The rest is in keeping. There will be plenty of time to analyze the Commission’s propositions in detail – as long as there are some. What has already come to light, however, is without ambiguity: the project carefully avoids tackling any of the difficult questions. It leaves great latitude to national regulators, in spite of them being suspected of all kinds of leniencies, and it clearly avoids tackling all the financial aspects. Its vagueness allows us a glimpse of the possibility that under cover of relieving states from the costs of banking bail-outs, it leaves the door ajar which will allow them to be asked to contribute in future.

Continue reading A WAIT DESTINED TO LAST, by François Leclerc

WHEN FATE INTERVENES…, by François Leclerc

Guest post. Translated from the French by Tim Gupwell.

In the blink of an eye, discussions have switched focus. The issue of growth which was at the forefront has rapidly surrendered its place to the elaboration of a plan for the supervision of the banks and the rescue of those in need. Improvisation continues to be a dominating force, with what was denied yesterday becoming a priority today.
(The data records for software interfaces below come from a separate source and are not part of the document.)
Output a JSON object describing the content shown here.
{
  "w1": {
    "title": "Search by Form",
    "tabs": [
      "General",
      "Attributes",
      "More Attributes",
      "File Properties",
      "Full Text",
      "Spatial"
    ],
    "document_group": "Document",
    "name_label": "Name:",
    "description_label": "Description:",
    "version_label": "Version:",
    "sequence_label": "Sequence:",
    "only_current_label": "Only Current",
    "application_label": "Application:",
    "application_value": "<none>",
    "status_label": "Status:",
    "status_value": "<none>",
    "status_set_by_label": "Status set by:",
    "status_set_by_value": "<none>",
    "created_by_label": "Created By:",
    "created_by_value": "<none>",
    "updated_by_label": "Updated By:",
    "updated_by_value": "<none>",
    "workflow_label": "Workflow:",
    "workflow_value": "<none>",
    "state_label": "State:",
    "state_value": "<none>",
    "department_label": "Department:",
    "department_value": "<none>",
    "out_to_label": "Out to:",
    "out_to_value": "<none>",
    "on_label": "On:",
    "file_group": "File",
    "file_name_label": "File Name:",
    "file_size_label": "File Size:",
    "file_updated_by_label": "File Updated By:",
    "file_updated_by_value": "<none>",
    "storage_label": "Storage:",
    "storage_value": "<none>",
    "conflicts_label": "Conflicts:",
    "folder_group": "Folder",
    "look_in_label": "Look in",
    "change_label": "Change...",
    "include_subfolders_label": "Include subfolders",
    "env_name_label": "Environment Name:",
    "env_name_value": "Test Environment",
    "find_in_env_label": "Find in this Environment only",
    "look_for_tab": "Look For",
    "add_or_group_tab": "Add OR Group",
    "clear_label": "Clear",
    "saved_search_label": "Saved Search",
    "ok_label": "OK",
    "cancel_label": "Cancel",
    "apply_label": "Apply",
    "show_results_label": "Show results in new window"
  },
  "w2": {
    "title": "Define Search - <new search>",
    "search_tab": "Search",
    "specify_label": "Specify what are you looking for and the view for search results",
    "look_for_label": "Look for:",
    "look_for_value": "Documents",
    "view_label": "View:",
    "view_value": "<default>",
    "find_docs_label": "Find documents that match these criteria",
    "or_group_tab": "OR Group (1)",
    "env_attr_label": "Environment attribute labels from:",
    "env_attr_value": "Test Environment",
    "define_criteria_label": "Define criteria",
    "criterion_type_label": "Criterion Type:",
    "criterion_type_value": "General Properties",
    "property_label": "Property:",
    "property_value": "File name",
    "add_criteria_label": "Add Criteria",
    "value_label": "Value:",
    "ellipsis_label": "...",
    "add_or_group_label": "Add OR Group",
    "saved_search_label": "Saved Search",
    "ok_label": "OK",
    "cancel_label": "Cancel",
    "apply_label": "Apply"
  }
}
The sheer size of the reported losses in the Spanish banking system and the capital withdrawals out of struggling countries have forcibly imposed this return to a theme which had been set aside. The global fragility of a highly interconnected system has been highlighted to such an extent that, in order to show the potential scale of it, the risk of a new European ‘Lehman Brothers’ scenario has been evoked. A new aspect, the chronic under-funding of the system, which had for a long time been denied and described in a relatively harmless and indulgent manner as a ‘liquidity crisis’, has now been fully recognized, at least for those cases which can no longer kept out of the public eye.

The reinforcement of minimum capital requirements by the European Banking Authority (EBA) – already considered insufficient even before they have been put into practice by all the banks concerned (clear to see from the example of the Spanish banks) – has been a belated first sign of the realization of this necessity. Meanwhile, while all this has been going on, the banking lobbies have been doing their utmost to hide the reality, seeking to modify the Basel III capital proposals in ways that benefit them, and to drag out the work on accounting norms by the International Accounting Standards Board (IASB). But all this is no longer enough.

Continue reading WHEN FATE INTERVENES…, by François Leclerc